Data about app and page elements:
>>
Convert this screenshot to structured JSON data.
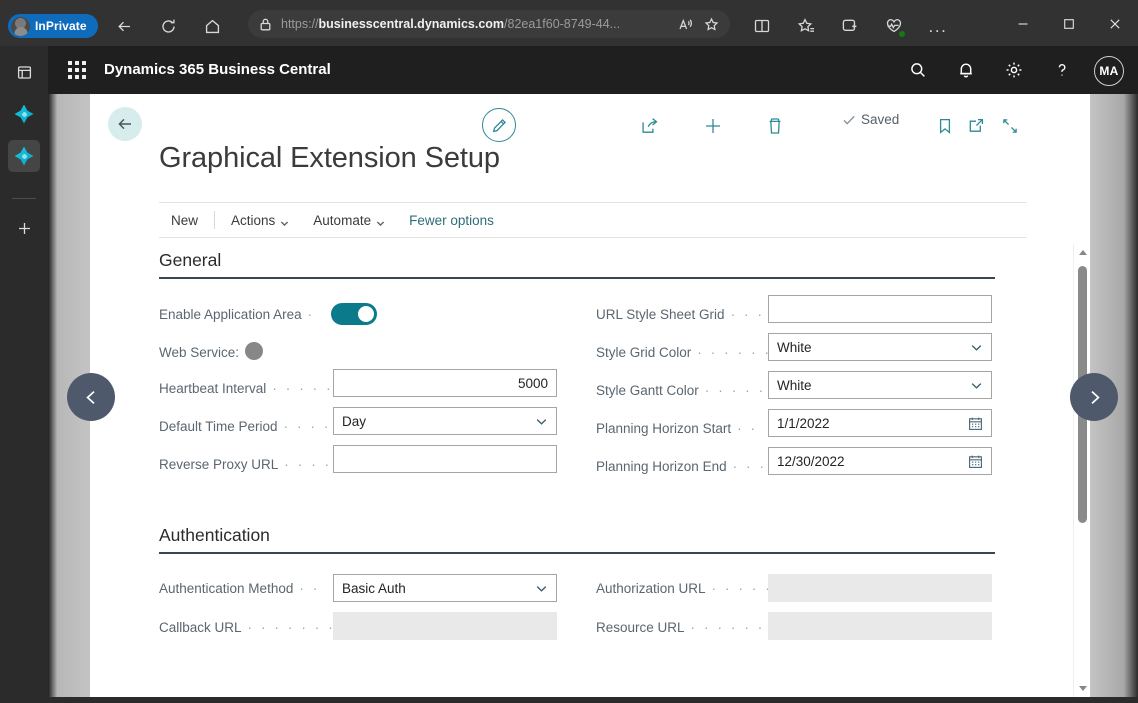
{
  "browser": {
    "profile_badge": "InPrivate",
    "url_prefix": "https://",
    "url_domain": "businesscentral.dynamics.com",
    "url_path": "/82ea1f60-8749-44...",
    "nav": {
      "back": "back-arrow",
      "refresh": "refresh",
      "home": "home"
    },
    "omnibox_icons": {
      "lock": "lock",
      "read_aloud": "read-aloud",
      "favorite": "star"
    },
    "toolbar_icons": {
      "split_screen": "split-screen",
      "favorites": "favorites",
      "collections": "collections",
      "browser_essentials": "browser-essentials",
      "settings_more": "..."
    },
    "window_controls": {
      "minimize": "minimize",
      "maximize": "maximize",
      "close": "close"
    }
  },
  "edge_sidebar": {
    "items": [
      {
        "name": "tab-actions",
        "icon": "window-icon",
        "active": false
      },
      {
        "name": "app-1",
        "icon": "diamond-app-icon",
        "active": false
      },
      {
        "name": "app-2",
        "icon": "diamond-app-icon",
        "active": true
      },
      {
        "name": "add-sidebar-app",
        "icon": "plus-icon",
        "active": false
      }
    ]
  },
  "app_header": {
    "waffle": "app-launcher",
    "title": "Dynamics 365 Business Central",
    "icons": [
      {
        "name": "search-icon",
        "glyph": "search"
      },
      {
        "name": "notifications-icon",
        "glyph": "bell"
      },
      {
        "name": "settings-icon",
        "glyph": "gear"
      },
      {
        "name": "help-icon",
        "glyph": "question"
      }
    ],
    "avatar_initials": "MA"
  },
  "page": {
    "back": "back-arrow",
    "toolbar": {
      "edit": "edit-pencil",
      "share": "share",
      "new": "plus",
      "delete": "trash",
      "saved_label": "Saved",
      "bookmark": "bookmark",
      "open_new_window": "open-in-new-window",
      "collapse": "collapse-arrows"
    },
    "title": "Graphical Extension Setup",
    "menu": [
      {
        "label": "New",
        "has_caret": false,
        "link": false
      },
      {
        "label": "Actions",
        "has_caret": true,
        "link": false
      },
      {
        "label": "Automate",
        "has_caret": true,
        "link": false
      },
      {
        "label": "Fewer options",
        "has_caret": false,
        "link": true
      }
    ],
    "nav_prev": "previous-record",
    "nav_next": "next-record"
  },
  "sections": [
    {
      "name": "general",
      "heading": "General",
      "left_fields": [
        {
          "label": "Enable Application Area",
          "type": "toggle",
          "value": "on",
          "leader": "·"
        },
        {
          "label": "Web Service:",
          "type": "status",
          "value": "gray",
          "leader": ""
        },
        {
          "label": "Heartbeat Interval",
          "type": "text",
          "value": "5000",
          "align": "right",
          "leader": "· · · · · ·"
        },
        {
          "label": "Default Time Period",
          "type": "select",
          "value": "Day",
          "leader": "· · · · ·"
        },
        {
          "label": "Reverse Proxy URL",
          "type": "text",
          "value": "",
          "leader": "· · · · · ·"
        }
      ],
      "right_fields": [
        {
          "label": "URL Style Sheet Grid",
          "type": "text",
          "value": "",
          "leader": "· · · ·"
        },
        {
          "label": "Style Grid Color",
          "type": "select",
          "value": "White",
          "leader": "· · · · · · · ·"
        },
        {
          "label": "Style Gantt Color",
          "type": "select",
          "value": "White",
          "leader": "· · · · · · ·"
        },
        {
          "label": "Planning Horizon Start",
          "type": "date",
          "value": "1/1/2022",
          "leader": "· ·"
        },
        {
          "label": "Planning Horizon End",
          "type": "date",
          "value": "12/30/2022",
          "leader": "· · ·"
        }
      ]
    },
    {
      "name": "authentication",
      "heading": "Authentication",
      "left_fields": [
        {
          "label": "Authentication Method",
          "type": "select",
          "value": "Basic Auth",
          "leader": "· ·"
        },
        {
          "label": "Callback URL",
          "type": "text",
          "value": "",
          "disabled": true,
          "leader": "· · · · · · · · ·"
        }
      ],
      "right_fields": [
        {
          "label": "Authorization URL",
          "type": "text",
          "value": "",
          "disabled": true,
          "leader": "· · · · · ·"
        },
        {
          "label": "Resource URL",
          "type": "text",
          "value": "",
          "disabled": true,
          "leader": "· · · · · · · ·"
        }
      ]
    }
  ],
  "colors": {
    "accent_teal": "#0b7a8b",
    "toolbar_teal": "#2c8a95",
    "back_circle": "#d6eced",
    "page_nav": "#4e5a6b",
    "section_rule": "#3b4654",
    "inprivate_blue": "#0f6cbd"
  }
}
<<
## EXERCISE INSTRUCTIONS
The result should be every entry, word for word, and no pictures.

## RESPONSE FOR THIS EXERCISE
Convert this screenshot to structured JSON data.
{
  "browser": {
    "profile_badge": "InPrivate",
    "url_prefix": "https://",
    "url_domain": "businesscentral.dynamics.com",
    "url_path": "/82ea1f60-8749-44...",
    "nav": {
      "back": "back-arrow",
      "refresh": "refresh",
      "home": "home"
    },
    "omnibox_icons": {
      "lock": "lock",
      "read_aloud": "read-aloud",
      "favorite": "star"
    },
    "toolbar_icons": {
      "split_screen": "split-screen",
      "favorites": "favorites",
      "collections": "collections",
      "browser_essentials": "browser-essentials",
      "settings_more": "..."
    },
    "window_controls": {
      "minimize": "minimize",
      "maximize": "maximize",
      "close": "close"
    }
  },
  "edge_sidebar": {
    "items": [
      {
        "name": "tab-actions",
        "icon": "window-icon",
        "active": false
      },
      {
        "name": "app-1",
        "icon": "diamond-app-icon",
        "active": false
      },
      {
        "name": "app-2",
        "icon": "diamond-app-icon",
        "active": true
      },
      {
        "name": "add-sidebar-app",
        "icon": "plus-icon",
        "active": false
      }
    ]
  },
  "app_header": {
    "waffle": "app-launcher",
    "title": "Dynamics 365 Business Central",
    "icons": [
      {
        "name": "search-icon",
        "glyph": "search"
      },
      {
        "name": "notifications-icon",
        "glyph": "bell"
      },
      {
        "name": "settings-icon",
        "glyph": "gear"
      },
      {
        "name": "help-icon",
        "glyph": "question"
      }
    ],
    "avatar_initials": "MA"
  },
  "page": {
    "back": "back-arrow",
    "toolbar": {
      "edit": "edit-pencil",
      "share": "share",
      "new": "plus",
      "delete": "trash",
      "saved_label": "Saved",
      "bookmark": "bookmark",
      "open_new_window": "open-in-new-window",
      "collapse": "collapse-arrows"
    },
    "title": "Graphical Extension Setup",
    "menu": [
      {
        "label": "New",
        "has_caret": false,
        "link": false
      },
      {
        "label": "Actions",
        "has_caret": true,
        "link": false
      },
      {
        "label": "Automate",
        "has_caret": true,
        "link": false
      },
      {
        "label": "Fewer options",
        "has_caret": false,
        "link": true
      }
    ],
    "nav_prev": "previous-record",
    "nav_next": "next-record"
  },
  "sections": [
    {
      "name": "general",
      "heading": "General",
      "left_fields": [
        {
          "label": "Enable Application Area",
          "type": "toggle",
          "value": "on",
          "leader": "·"
        },
        {
          "label": "Web Service:",
          "type": "status",
          "value": "gray",
          "leader": ""
        },
        {
          "label": "Heartbeat Interval",
          "type": "text",
          "value": "5000",
          "align": "right",
          "leader": "· · · · · ·"
        },
        {
          "label": "Default Time Period",
          "type": "select",
          "value": "Day",
          "leader": "· · · · ·"
        },
        {
          "label": "Reverse Proxy URL",
          "type": "text",
          "value": "",
          "leader": "· · · · · ·"
        }
      ],
      "right_fields": [
        {
          "label": "URL Style Sheet Grid",
          "type": "text",
          "value": "",
          "leader": "· · · ·"
        },
        {
          "label": "Style Grid Color",
          "type": "select",
          "value": "White",
          "leader": "· · · · · · · ·"
        },
        {
          "label": "Style Gantt Color",
          "type": "select",
          "value": "White",
          "leader": "· · · · · · ·"
        },
        {
          "label": "Planning Horizon Start",
          "type": "date",
          "value": "1/1/2022",
          "leader": "· ·"
        },
        {
          "label": "Planning Horizon End",
          "type": "date",
          "value": "12/30/2022",
          "leader": "· · ·"
        }
      ]
    },
    {
      "name": "authentication",
      "heading": "Authentication",
      "left_fields": [
        {
          "label": "Authentication Method",
          "type": "select",
          "value": "Basic Auth",
          "leader": "· ·"
        },
        {
          "label": "Callback URL",
          "type": "text",
          "value": "",
          "disabled": true,
          "leader": "· · · · · · · · ·"
        }
      ],
      "right_fields": [
        {
          "label": "Authorization URL",
          "type": "text",
          "value": "",
          "disabled": true,
          "leader": "· · · · · ·"
        },
        {
          "label": "Resource URL",
          "type": "text",
          "value": "",
          "disabled": true,
          "leader": "· · · · · · · ·"
        }
      ]
    }
  ],
  "colors": {
    "accent_teal": "#0b7a8b",
    "toolbar_teal": "#2c8a95",
    "back_circle": "#d6eced",
    "page_nav": "#4e5a6b",
    "section_rule": "#3b4654",
    "inprivate_blue": "#0f6cbd"
  }
}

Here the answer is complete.